“It’s been a long time, but I just want you to know, uh …” Jung says, unable to finish the thought as Appa falls asleep. Instead, he squeezes his hand, a sign of filial affection that speaks louder than words. The humor is there, woven into the script through Appa’s morphine high and his later inability to recall Jung’s visit. But so is the heart.
For me, that scene was particularly affecting. I watched it shortly after reconciling with my own estranged family, and like Jung and Appa, we were brought together through injury. It took time for the ice to thaw, but in the end the ties that bound us, though frayed, endured. Jung and Appa slowly find their way back together, a story to which so many families can relate.
In that way, as in most, the humor and charm of Kim’s Convenience is universal, transcending borders and cultures and speaking to our common humanity. But it is impossible to discuss the legacy of this show without discussing the ways in which it was unique. For much of its run, the series was one of only two on North American television which starred a predominantly Asian cast–the other being the aforementioned Fresh off the Boat.
The significance of that representation cannot be understated. “I think a show like Kim’s Convenience is proof that representation matters,” series star Paul Sun-Hyung Lee said in 2018, when accepting the Canadian Screen Award for his performance. “When communities and people see themselves reflected up on the screens it is an inspiring and very powerful moment for them, because it means they’ve been moved from the margins and into the forefront. And it gives them a voice. And it gives them hope.”
Kim’s Convenience certainly gave hope to a lot of people, which is what makes its cancellation so upsetting. The show remains popular, both in its native Canada and around the world thanks to Netflix. The series creators, however, have decided to pursue other projects and the CBC felt it better to end the show rather than continue without them. Rubbing salt in the wound, this means that many of the storylines fans have followed for five seasons will not be wrapped up. The final episodes are currently airing in Canada, so exactly how the show ends has yet to be revealed. But the abrupt cancellation means there will not be the satisfying resolution fans deserve—will Janet and Gerald get together? will Jung and Appa finally bury the hatchet? what will happen with Umma’s multiple sclerosis?–and that is frustrating for a show that has meant so much to so many people.

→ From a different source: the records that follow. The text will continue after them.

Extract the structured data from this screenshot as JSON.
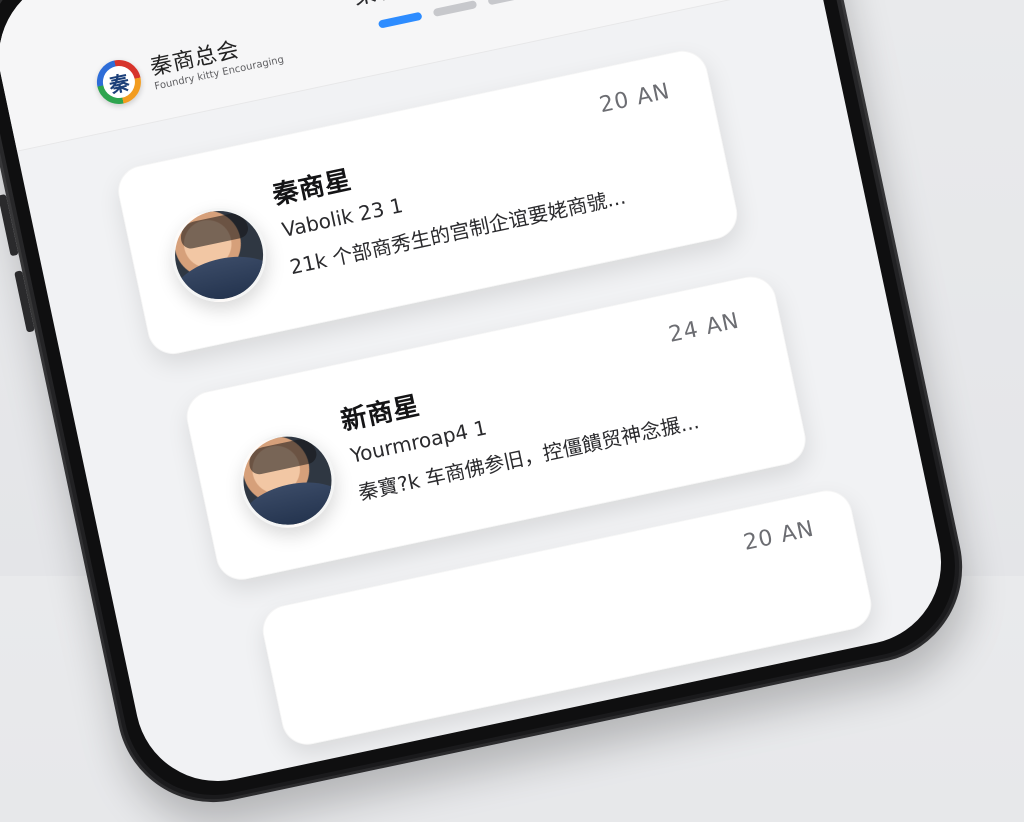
{
  "app": {
    "brand_name": "秦商总会",
    "brand_subtitle": "Foundry kitty Encouraging",
    "logo_glyph": "秦",
    "page_title": "秦商动态"
  },
  "tabs": {
    "active_color": "#2d8cff",
    "inactive_color": "#c7c8cc"
  },
  "messages": [
    {
      "sender": "秦商星",
      "subject": "Vabolik 23 1",
      "preview": "21k 个部商秀生的宫制企谊要姥商號...",
      "time": "20 AN"
    },
    {
      "sender": "新商星",
      "subject": "Yourmroap4 1",
      "preview": "秦寶?k 车商佛参旧，控僵饋贸神念搌...",
      "time": "24 AN"
    },
    {
      "sender": "",
      "subject": "",
      "preview": "",
      "time": "20 AN"
    }
  ]
}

That frustration is compounded by the fact that there is no other show like it on television today. I don’t mean that in the schmaltzy cliché way of saying “oh, it was so good”–though it is–but in a very literal sense. Kim’s Convenience is, as of now, the only show on North American television fronted by a predominantly Asian cast and focused on telling the stories of Asian people. Once it is gone, there will be none.
That strikes to the heart of the problem. Losing a beloved show is always hard for long time viewers, but when that show is the only representation you have of yourself or your story on television, it stings even worse. It was twenty years between Margaret Cho’s All-American Girl, the first US sitcom to star an Asian-American family, and Fresh Off the Boat, which premiered a year before Kim’s Convenience and ended a year before it, too. Will it be another 20 years before we see an Asian family on TV?
The fact that Simu Liu has been cast as the Asian actor to lead a Marvel film gives me hope that it won’t be. Conversations in Hollywood are dominated by talk of representation right now, and shows like Kim’s Convenience prove there’s a hunger for diverse stories. I don’t know what the next barrier to be broken will be, but I am confident it won’t take two decades for us to get there.